There is no known security vulnerability in Let’s Encrypt that can be exploited. What is usually meant by hacker threat in this context is connected with the type of certificate validation. Let’s Encrypt, and many other paid SSLs are domain-validated only (DV). This means that to issue the certificate, the CA (certificate authority) only checks if the certificate requester owns the domain. If a hacker manages to acquire access (usually through phishing) to your domain account at your domain registrar, they can create subdomains of your domain and issue security certificates for the subdomains as if they were the owner. This is called domain shadowing and can result in misleading people that they are visiting your website while, in fact, it is a subdomain not related to your site at all.

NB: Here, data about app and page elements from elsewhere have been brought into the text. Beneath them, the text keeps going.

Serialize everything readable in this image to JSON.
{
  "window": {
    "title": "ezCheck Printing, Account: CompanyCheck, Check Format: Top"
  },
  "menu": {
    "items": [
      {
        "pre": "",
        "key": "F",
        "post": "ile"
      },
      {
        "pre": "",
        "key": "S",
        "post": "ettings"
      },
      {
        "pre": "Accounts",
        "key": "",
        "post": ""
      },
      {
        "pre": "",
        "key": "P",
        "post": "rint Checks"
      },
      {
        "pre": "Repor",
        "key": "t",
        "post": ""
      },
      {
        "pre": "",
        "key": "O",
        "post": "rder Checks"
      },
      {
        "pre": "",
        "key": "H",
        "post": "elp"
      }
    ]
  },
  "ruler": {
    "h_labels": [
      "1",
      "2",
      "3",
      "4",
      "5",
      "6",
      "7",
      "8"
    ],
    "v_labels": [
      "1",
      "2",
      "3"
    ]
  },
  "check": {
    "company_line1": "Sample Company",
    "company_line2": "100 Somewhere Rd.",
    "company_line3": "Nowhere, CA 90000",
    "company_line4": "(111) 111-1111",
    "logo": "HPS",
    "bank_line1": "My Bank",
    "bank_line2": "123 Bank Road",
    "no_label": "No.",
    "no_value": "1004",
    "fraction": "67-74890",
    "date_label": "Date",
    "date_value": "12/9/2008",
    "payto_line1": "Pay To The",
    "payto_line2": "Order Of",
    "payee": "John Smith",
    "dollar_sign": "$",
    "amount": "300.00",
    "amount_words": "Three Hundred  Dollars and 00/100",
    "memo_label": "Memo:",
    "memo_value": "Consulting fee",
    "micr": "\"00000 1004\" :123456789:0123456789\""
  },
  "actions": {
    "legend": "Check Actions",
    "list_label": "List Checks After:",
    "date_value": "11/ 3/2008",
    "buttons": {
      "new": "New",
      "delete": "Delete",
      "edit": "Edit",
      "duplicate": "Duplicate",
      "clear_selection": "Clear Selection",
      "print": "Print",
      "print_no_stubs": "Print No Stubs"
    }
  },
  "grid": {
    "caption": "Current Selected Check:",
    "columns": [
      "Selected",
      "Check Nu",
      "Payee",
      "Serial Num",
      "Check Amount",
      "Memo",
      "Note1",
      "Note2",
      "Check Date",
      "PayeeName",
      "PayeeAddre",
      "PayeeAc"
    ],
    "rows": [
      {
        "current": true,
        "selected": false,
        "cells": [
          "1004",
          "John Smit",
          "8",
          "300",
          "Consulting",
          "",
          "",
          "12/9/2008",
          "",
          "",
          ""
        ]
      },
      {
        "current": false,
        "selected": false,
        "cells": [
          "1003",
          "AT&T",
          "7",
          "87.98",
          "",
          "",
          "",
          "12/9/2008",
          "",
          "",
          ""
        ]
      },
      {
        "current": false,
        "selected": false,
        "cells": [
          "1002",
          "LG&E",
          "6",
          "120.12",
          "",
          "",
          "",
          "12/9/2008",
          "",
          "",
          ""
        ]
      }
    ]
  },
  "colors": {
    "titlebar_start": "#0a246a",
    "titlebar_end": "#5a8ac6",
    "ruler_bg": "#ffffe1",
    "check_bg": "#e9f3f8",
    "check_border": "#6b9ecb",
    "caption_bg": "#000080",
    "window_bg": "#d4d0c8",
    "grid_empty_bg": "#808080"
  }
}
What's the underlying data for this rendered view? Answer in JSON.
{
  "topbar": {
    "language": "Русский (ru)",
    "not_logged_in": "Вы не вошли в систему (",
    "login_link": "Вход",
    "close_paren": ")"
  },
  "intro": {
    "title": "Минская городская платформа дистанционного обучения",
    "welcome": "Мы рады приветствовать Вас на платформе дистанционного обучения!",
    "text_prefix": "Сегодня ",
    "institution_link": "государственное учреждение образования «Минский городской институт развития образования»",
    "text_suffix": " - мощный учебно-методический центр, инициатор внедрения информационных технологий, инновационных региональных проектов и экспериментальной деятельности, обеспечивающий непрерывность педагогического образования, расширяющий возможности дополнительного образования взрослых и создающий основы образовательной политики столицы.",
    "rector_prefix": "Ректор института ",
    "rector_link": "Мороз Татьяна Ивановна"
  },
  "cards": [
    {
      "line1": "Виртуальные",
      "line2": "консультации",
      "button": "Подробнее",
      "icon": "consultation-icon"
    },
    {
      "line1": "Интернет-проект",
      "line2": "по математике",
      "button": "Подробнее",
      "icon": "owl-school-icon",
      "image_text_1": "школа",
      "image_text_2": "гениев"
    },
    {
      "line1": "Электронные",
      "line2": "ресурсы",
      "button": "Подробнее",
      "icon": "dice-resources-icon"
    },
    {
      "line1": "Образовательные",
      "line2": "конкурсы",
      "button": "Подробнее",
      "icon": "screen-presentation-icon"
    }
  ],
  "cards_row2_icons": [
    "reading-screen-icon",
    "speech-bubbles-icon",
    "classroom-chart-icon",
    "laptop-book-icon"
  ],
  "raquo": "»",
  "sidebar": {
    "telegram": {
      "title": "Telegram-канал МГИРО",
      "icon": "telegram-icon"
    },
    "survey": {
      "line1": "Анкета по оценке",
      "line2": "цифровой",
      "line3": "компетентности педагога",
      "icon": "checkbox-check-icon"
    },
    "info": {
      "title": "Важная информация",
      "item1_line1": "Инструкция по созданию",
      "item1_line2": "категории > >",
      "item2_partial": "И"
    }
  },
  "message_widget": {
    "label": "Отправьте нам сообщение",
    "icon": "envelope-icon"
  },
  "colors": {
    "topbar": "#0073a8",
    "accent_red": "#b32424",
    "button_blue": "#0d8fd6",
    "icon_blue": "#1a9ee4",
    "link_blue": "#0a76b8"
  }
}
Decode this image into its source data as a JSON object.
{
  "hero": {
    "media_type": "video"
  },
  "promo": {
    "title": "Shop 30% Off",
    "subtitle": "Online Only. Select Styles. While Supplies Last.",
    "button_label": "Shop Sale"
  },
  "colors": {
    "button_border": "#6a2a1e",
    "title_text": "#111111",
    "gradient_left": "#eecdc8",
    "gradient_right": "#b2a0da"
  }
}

A more secure type of validation is the extended validation (EV). With EV, the identity of the certificate requester is also checked by the CA in addition to the domain ownership, even when issuing a certificate for a subdomain.